By the end of 1944, he had flown over 2,400 combat missions and had personally destroyed four hundred and sixty Russian tanks – the equivalent of three full Soviet tank corps. Many of these missions were flown while he was wounded, for he was shot down by anti-aircraft fire several times.
On January 1, 1945, he was called back to Berlin to receive another award. The problem was, he had already received the highest combat award. Therefore another was created especially for him: the Golden Oak Leaves to the Knights Cross.
Rudel was the only person ever to receive this award. Once again, Hitler ordered him out of combat after presenting him with the award. Once again, Rudel refused.
On February 8, on a mission over the Oder River and with his leg still in a cast from a previous wound which had smashed his thigh bone, Rudel’s Stuka was hit by Soviet anti-aircraft fire. With his leg virtually severed, Rudel somehow brought the aircraft down safely.
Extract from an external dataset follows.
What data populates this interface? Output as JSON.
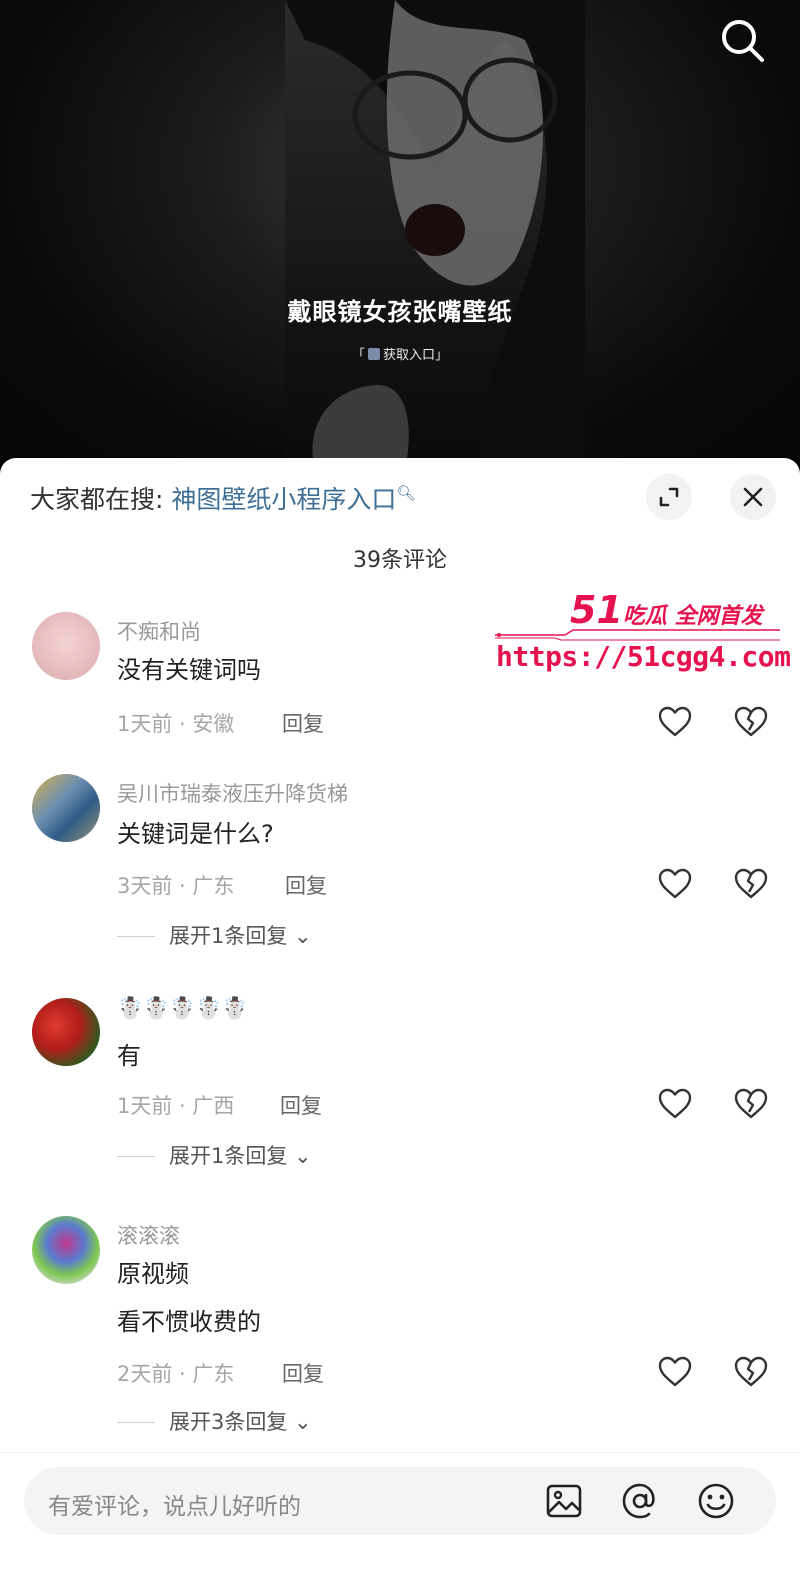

When he later regained consciousness in a hospital, he found that the leg had been amputated.
Incredibly, he continued to fly in combat, though with an unhealed stump and having to be carried to his aircraft. When the war in Europe ended in May 1945, Rudel led his squadron to an American-held airfield, where they crash-landed their Stukas and surrendered.
By this time, Rudel had flown over 2,500 combat missions, had destroyed more than five hundred Soviet tanks, and had shot down nine Soviet aircraft.
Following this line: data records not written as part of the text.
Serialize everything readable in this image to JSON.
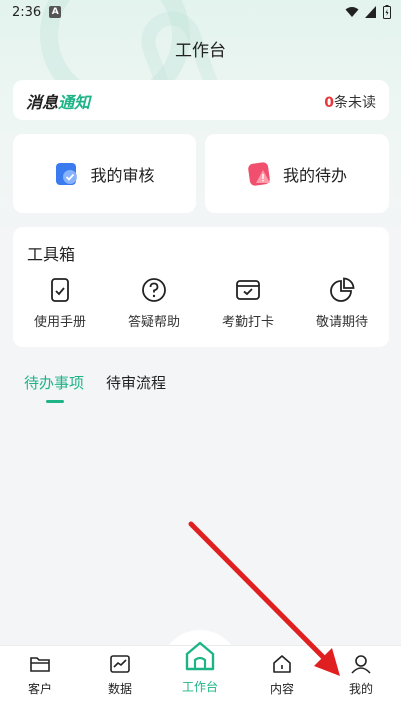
{
  "status": {
    "time": "2:36",
    "a_badge": "A"
  },
  "header": {
    "title": "工作台"
  },
  "message": {
    "title_part1": "消息",
    "title_part2": "通知",
    "unread_count": "0",
    "unread_suffix": "条未读"
  },
  "quick": {
    "review_label": "我的审核",
    "todo_label": "我的待办"
  },
  "toolbox": {
    "title": "工具箱",
    "items": [
      {
        "label": "使用手册",
        "icon": "manual-icon"
      },
      {
        "label": "答疑帮助",
        "icon": "help-icon"
      },
      {
        "label": "考勤打卡",
        "icon": "attendance-icon"
      },
      {
        "label": "敬请期待",
        "icon": "pie-chart-icon"
      }
    ]
  },
  "tabs": [
    {
      "label": "待办事项",
      "active": true
    },
    {
      "label": "待审流程",
      "active": false
    }
  ],
  "nav": [
    {
      "label": "客户",
      "icon": "folder-icon"
    },
    {
      "label": "数据",
      "icon": "chart-icon"
    },
    {
      "label": "工作台",
      "icon": "home-icon",
      "active": true
    },
    {
      "label": "内容",
      "icon": "house-icon"
    },
    {
      "label": "我的",
      "icon": "user-icon"
    }
  ],
  "colors": {
    "accent": "#1fb487",
    "unread": "#e8383d",
    "arrow": "#e02020"
  }
}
Immediately after the war he moved to Argentina where he was a supporter of the dictator Juan Perón before returning to Germany in the early 1950s. He remained a fanatical and unrepentant supporter of the Nazis and was involved with a number of neo-Nazi groups in Germany and elsewhere.
In 1958 his autobiography, Stuka Pilot, was published in English. While it provided details of his astounding combat career, the book also attempted to justify many German actions during the war.
For example, Rudel explained that the German invasion of the Soviet Union in 1941 was necessary because the Soviets were poised to attack Germany, something with which most historians absolutely disagree.
Rudel died in 1982 at the age of sixty-six, and he was buried in Dornhausen in Bavaria. Even his funeral caused controversy: some mourners gave Nazi salutes and a pair of F-4 Phantom’s of the German Bundeswehr made a low-altitude flyover during the service, though this was later claimed to have been entirely coincidental.
Rudel was a fanatical and outspoken Nazi, and there is no doubt that this endeared him to the Nazi leadership. This may also have ensured that he received attention and awards when other equally brave pilots who were less enthusiastic about the regime were passed over.
Regardless, his combat record is simply incredible. Hans-Ulrich Rudel was more than tough, and his determination to continue to fly and fight in the face of adversity and severe injury made him virtually unstoppable.